* WHAT THIS TASK INVOLVES: Would you go through the records below and copy each line with the string "discípulos"?

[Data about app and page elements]
○ ○ ○ ○ ○

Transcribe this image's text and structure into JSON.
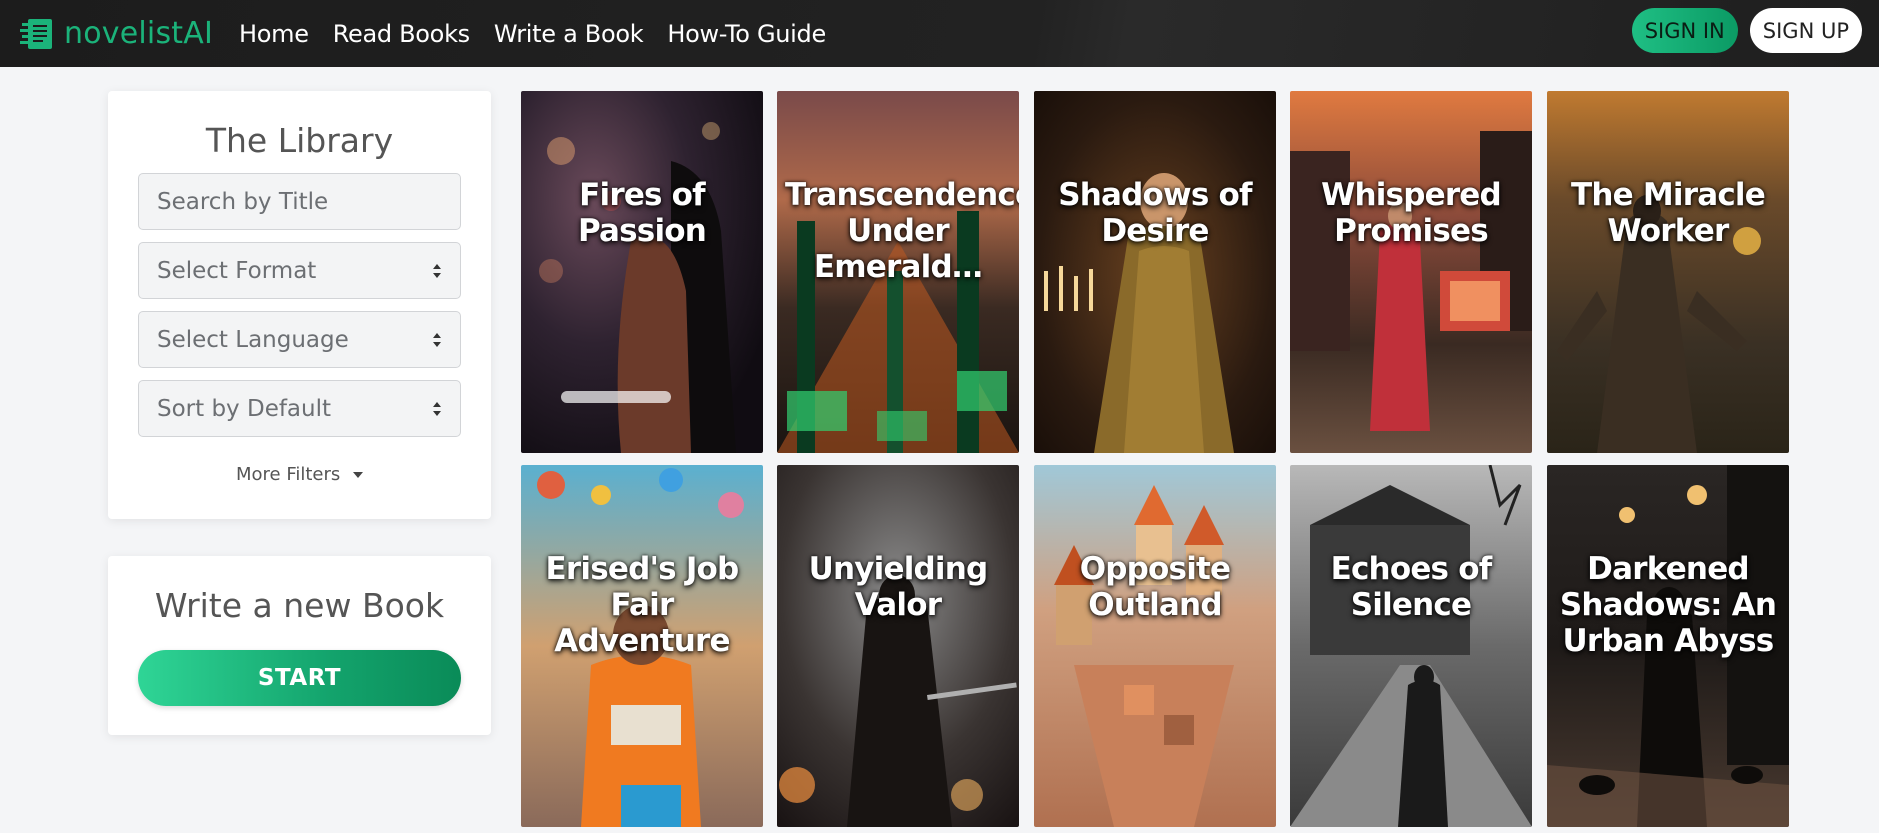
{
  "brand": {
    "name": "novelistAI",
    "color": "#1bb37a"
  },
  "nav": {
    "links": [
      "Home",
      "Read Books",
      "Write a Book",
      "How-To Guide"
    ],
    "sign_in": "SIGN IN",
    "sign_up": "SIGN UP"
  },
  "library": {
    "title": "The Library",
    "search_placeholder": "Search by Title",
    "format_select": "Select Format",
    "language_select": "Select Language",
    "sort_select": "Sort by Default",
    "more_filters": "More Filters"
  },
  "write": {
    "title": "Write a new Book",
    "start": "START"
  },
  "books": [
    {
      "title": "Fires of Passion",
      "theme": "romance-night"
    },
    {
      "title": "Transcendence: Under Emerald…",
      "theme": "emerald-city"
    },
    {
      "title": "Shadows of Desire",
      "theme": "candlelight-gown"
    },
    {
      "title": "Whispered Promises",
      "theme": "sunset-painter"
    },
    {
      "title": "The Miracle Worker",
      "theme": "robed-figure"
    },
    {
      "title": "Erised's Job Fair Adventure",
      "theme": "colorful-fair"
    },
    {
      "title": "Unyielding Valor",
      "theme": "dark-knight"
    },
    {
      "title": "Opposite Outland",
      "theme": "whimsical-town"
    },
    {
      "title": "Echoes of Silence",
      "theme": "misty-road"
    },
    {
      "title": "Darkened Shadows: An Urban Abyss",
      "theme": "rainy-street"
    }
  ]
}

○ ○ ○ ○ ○

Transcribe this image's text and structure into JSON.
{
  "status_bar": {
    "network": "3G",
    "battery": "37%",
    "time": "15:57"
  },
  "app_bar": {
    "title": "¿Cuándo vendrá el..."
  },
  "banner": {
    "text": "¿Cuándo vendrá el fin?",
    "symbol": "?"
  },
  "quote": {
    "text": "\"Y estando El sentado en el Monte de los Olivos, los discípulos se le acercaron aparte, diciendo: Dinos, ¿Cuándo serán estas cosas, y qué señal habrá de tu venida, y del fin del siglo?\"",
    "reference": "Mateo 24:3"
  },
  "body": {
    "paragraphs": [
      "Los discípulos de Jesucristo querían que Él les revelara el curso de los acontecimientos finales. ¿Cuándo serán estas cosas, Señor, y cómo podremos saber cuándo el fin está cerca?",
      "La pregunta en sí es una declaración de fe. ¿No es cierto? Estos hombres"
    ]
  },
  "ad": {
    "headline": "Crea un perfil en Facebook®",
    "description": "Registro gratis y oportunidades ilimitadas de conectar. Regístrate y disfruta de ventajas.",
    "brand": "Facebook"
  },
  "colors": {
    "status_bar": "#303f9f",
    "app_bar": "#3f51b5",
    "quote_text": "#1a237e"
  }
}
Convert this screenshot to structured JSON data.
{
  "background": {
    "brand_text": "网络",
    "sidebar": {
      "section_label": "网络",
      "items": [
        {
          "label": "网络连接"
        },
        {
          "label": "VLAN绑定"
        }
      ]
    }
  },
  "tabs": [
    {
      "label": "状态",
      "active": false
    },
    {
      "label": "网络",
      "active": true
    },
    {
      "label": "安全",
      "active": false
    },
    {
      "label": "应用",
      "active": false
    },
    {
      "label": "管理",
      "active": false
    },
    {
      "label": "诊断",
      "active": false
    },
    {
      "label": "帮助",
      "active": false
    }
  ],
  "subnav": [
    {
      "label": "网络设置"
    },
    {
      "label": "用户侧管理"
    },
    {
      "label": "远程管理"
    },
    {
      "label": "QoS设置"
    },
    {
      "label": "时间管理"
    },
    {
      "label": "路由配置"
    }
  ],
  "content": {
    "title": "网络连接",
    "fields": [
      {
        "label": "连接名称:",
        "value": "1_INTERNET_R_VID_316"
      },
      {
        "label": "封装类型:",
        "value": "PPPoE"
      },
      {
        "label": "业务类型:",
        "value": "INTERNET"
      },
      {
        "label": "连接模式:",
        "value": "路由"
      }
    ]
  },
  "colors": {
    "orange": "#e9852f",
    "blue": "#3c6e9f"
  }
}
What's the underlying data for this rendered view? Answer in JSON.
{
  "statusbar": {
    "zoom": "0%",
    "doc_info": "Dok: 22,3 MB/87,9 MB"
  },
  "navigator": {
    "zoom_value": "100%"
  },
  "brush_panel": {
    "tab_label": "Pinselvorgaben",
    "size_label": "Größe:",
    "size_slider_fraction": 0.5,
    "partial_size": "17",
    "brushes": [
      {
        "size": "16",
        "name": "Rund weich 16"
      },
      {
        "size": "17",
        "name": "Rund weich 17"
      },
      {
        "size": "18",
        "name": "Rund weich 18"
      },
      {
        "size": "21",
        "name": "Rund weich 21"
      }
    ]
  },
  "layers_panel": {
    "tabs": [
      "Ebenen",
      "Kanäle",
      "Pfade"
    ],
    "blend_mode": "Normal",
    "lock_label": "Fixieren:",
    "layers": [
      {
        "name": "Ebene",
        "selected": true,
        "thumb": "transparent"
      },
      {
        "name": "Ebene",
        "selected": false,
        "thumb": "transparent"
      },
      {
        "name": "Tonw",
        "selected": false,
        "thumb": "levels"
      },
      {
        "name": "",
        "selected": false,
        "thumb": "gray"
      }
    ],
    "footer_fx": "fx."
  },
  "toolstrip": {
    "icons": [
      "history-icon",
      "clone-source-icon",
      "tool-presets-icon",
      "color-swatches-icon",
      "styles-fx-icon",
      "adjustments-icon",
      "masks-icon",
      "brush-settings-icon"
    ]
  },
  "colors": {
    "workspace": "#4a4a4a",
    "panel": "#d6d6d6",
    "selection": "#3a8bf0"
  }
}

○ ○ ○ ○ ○

* FINISHED EXERCISE:
    "text": "\"Y estando El sentado en el Monte de los Olivos, los discípulos se le acercaron aparte, diciendo: Dinos, ¿Cuándo serán estas cosas, y qué señal habrá de tu venida, y del fin del siglo?\"",
      "Los discípulos de Jesucristo querían que Él les revelara el curso de los acontecimientos finales. ¿Cuándo serán estas cosas, Señor, y cómo podremos saber cuándo el fin está cerca?",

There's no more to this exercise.